You are asked to filter the data below and copy every line holding "text".

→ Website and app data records
<<<<
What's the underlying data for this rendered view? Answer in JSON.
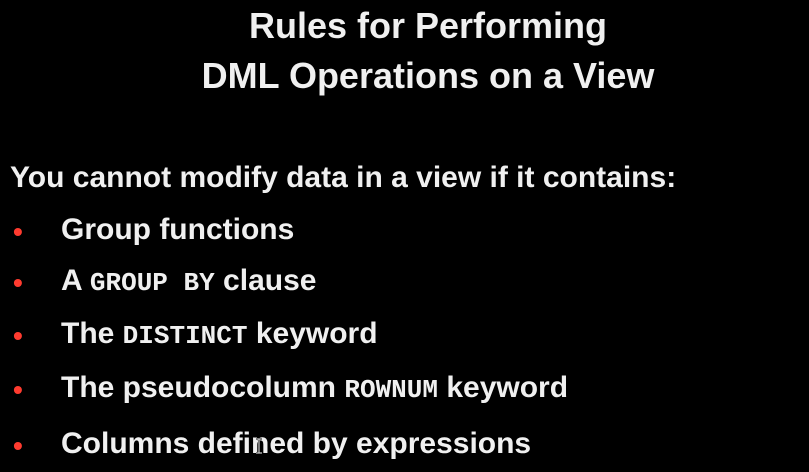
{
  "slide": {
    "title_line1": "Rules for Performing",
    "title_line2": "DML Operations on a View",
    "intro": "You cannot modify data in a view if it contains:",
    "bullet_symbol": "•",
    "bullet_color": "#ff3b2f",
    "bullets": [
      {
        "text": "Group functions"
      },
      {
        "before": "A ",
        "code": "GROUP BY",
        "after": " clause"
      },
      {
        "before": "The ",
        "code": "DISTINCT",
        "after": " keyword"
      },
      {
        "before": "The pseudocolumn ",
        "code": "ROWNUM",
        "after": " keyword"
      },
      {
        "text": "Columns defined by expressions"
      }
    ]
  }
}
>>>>
→ Answer for this exercise
        "text": "Group functions"
        "text": "Columns defined by expressions"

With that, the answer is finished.